Using the records below, filter out every line that lacks "number" and copy the rest.
___ STORED DATA
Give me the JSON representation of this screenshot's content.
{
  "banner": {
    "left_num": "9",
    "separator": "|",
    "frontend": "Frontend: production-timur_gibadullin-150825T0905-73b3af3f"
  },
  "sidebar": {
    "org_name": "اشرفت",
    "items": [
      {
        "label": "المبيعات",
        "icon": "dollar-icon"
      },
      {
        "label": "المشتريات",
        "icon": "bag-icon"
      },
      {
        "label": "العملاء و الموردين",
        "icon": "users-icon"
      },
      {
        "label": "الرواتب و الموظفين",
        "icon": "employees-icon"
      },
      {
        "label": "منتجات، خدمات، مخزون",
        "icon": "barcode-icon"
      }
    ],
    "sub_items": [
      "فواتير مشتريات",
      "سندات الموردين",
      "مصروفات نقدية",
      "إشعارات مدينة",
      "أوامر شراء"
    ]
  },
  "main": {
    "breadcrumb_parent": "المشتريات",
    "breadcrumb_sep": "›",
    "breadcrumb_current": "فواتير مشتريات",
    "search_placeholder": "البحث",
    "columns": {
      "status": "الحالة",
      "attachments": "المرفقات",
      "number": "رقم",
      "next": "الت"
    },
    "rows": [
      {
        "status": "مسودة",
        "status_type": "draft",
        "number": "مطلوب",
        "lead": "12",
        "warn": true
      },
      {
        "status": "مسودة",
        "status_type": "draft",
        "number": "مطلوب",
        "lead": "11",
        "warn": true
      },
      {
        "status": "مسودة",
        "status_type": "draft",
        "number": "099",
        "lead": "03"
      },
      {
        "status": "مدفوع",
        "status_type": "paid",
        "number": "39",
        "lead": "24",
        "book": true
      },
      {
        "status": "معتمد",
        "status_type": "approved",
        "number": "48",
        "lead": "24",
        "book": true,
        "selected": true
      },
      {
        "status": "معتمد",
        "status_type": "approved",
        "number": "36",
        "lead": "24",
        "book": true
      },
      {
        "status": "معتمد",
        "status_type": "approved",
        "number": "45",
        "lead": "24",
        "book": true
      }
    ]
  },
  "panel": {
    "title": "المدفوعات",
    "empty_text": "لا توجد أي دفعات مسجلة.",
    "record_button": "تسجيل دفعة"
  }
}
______
TASK ANSWER:
      "number": "رقم",
        "number": "مطلوب",
        "number": "مطلوب",
        "number": "099",
        "number": "39",
        "number": "48",
        "number": "36",
        "number": "45",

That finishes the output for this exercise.